Slideshow image

             There are several ways if interpreting the title of this brief article. One way of interpreting the title to this article is simply to say that any sermon at any given time will never be able to say all that might need to be said on that particular subject. Another way of interpreting my title is to say that a preacher will never be satisfied that he know enough about the subject matter he is discussing. There is always more to learn. A third way of interpreting this title is to simply suggest that no sermon will ever be able to answer all the questions that might come up about the matter being proclaimed. Somebody might walk away from a sermon feeling that the preacher did not address the particular to their satisfaction. The real criterion is whether or not the preacher meets with God’s satisfaction of his feeble efforts.

            The thought occurs to me each time I preach that it always remains a continuing study.
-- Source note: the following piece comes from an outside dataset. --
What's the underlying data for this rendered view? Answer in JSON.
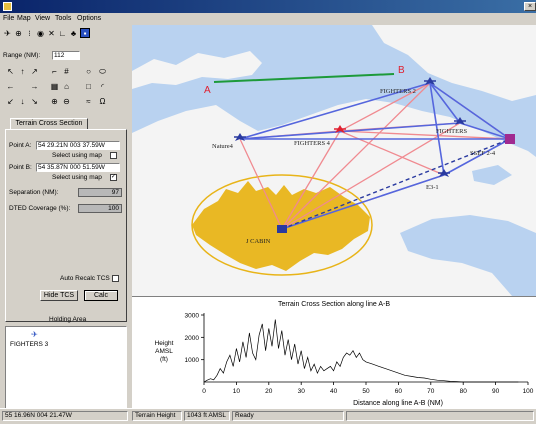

Never am I satisfied that I have learned all that there is to know of any subject, regardless of how familiar the material. Usually, time and opportunity will not permit me to read all that I would like to read on any given subject. Hopefully, future efforts will provide the time for wider reading and deeper study.

            Sermons will rarely succeed in covering all the particulars that someone might think should be included. For example, some years ago, I preached a sermon entitled, “Do You Believe in God?” It embodied four points calling attention to what God is. Afterward a good brother asked me if I had forgotten something in that lesson. I confessed, “Well, I never say that I might not have forgotten in a sermon.” He said, “You didn’t mention that God is love.” To which I responded, “I didn’t forget it. It just wasn’t in this lesson. I have other lessons on that, but this lesson wasn’t designed to cover that point.” As a sidelight to that brother’s suggestion I could have added, “God is a consuming fire” (Heb. 12:29); “…a merciful God” (Deut. 4:31); “…a jealous God” (Deut. 6:15); “…God of gods” (Deut. 10:17); “…holy” (Psa. 99:9); “…faithful” (1 Cor. 10:13); “…one” (Gal. 3:20); “Spirit” (Jn. 4:24); and “…light” (1 Jn. 1:5). It wasn’t that I forgot those thoughts either, but such was not the direction or intent of the sermon.

            The apostles of Jesus were promised all truth. “When the Spirit of truth comes, he will guide you into all the truth, for he will not speak on his own authority, but whatever he hears he will speak, and he will declare to you the things that are to come” (John 16:13, ESV). There would be nothing for them to add to, nor take away. In fact, they would dare not do so (Rev. 22:19). They learned and proclaimed all truth! Unlike them, however, the longer I live the more I realize I do not know!

            Every preacher should approach his task fully persuaded that the sacred writings offer the final word on any subject. The same cannot be said for any sermon he might ever preach. Further study is always needed!